- _Task to carry out_: Down to the final line, reproduce the entries that follow exactly.

- _Recorded information_:
'''

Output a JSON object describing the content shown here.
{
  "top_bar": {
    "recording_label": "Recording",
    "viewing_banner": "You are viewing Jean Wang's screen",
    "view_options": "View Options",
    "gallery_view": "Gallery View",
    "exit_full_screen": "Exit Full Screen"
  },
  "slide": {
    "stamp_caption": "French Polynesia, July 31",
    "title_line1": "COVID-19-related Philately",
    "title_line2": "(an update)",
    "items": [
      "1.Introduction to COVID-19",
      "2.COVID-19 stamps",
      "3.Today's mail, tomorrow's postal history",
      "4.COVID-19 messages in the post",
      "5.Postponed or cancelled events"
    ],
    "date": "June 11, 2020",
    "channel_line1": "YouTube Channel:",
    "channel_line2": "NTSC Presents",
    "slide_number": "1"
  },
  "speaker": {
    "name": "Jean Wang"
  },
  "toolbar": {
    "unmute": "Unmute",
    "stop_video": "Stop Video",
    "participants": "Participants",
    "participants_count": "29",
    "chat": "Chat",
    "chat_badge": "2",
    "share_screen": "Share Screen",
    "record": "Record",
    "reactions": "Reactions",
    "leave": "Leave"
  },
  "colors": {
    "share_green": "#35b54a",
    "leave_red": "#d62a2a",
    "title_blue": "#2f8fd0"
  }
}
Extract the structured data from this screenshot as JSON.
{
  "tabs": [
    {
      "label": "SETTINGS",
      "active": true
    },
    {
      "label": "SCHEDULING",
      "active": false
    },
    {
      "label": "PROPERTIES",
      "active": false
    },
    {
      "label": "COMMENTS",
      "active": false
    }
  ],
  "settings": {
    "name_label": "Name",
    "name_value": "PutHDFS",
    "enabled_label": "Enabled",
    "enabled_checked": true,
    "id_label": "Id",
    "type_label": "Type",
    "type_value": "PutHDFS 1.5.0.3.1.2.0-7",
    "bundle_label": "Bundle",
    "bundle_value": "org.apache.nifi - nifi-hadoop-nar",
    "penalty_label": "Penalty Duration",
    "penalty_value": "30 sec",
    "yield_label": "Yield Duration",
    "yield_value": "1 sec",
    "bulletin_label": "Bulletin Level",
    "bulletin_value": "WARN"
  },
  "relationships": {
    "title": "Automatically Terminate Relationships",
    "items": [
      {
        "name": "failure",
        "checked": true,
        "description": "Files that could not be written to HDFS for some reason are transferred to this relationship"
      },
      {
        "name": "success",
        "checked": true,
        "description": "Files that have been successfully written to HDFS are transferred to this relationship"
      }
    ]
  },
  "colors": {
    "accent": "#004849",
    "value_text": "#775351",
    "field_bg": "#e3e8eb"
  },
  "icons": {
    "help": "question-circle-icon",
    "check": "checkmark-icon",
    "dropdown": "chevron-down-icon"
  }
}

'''

- _Reply to the exercise_:
Output a JSON object describing the content shown here.
{
  "top_bar": {
    "recording_label": "Recording",
    "viewing_banner": "You are viewing Jean Wang's screen",
    "view_options": "View Options",
    "gallery_view": "Gallery View",
    "exit_full_screen": "Exit Full Screen"
  },
  "slide": {
    "stamp_caption": "French Polynesia, July 31",
    "title_line1": "COVID-19-related Philately",
    "title_line2": "(an update)",
    "items": [
      "1.Introduction to COVID-19",
      "2.COVID-19 stamps",
      "3.Today's mail, tomorrow's postal history",
      "4.COVID-19 messages in the post",
      "5.Postponed or cancelled events"
    ],
    "date": "June 11, 2020",
    "channel_line1": "YouTube Channel:",
    "channel_line2": "NTSC Presents",
    "slide_number": "1"
  },
  "speaker": {
    "name": "Jean Wang"
  },
  "toolbar": {
    "unmute": "Unmute",
    "stop_video": "Stop Video",
    "participants": "Participants",
    "participants_count": "29",
    "chat": "Chat",
    "chat_badge": "2",
    "share_screen": "Share Screen",
    "record": "Record",
    "reactions": "Reactions",
    "leave": "Leave"
  },
  "colors": {
    "share_green": "#35b54a",
    "leave_red": "#d62a2a",
    "title_blue": "#2f8fd0"
  }
}
Extract the structured data from this screenshot as JSON.
{
  "tabs": [
    {
      "label": "SETTINGS",
      "active": true
    },
    {
      "label": "SCHEDULING",
      "active": false
    },
    {
      "label": "PROPERTIES",
      "active": false
    },
    {
      "label": "COMMENTS",
      "active": false
    }
  ],
  "settings": {
    "name_label": "Name",
    "name_value": "PutHDFS",
    "enabled_label": "Enabled",
    "enabled_checked": true,
    "id_label": "Id",
    "type_label": "Type",
    "type_value": "PutHDFS 1.5.0.3.1.2.0-7",
    "bundle_label": "Bundle",
    "bundle_value": "org.apache.nifi - nifi-hadoop-nar",
    "penalty_label": "Penalty Duration",
    "penalty_value": "30 sec",
    "yield_label": "Yield Duration",
    "yield_value": "1 sec",
    "bulletin_label": "Bulletin Level",
    "bulletin_value": "WARN"
  },
  "relationships": {
    "title": "Automatically Terminate Relationships",
    "items": [
      {
        "name": "failure",
        "checked": true,
        "description": "Files that could not be written to HDFS for some reason are transferred to this relationship"
      },
      {
        "name": "success",
        "checked": true,
        "description": "Files that have been successfully written to HDFS are transferred to this relationship"
      }
    ]
  },
  "colors": {
    "accent": "#004849",
    "value_text": "#775351",
    "field_bg": "#e3e8eb"
  },
  "icons": {
    "help": "question-circle-icon",
    "check": "checkmark-icon",
    "dropdown": "chevron-down-icon"
  }
}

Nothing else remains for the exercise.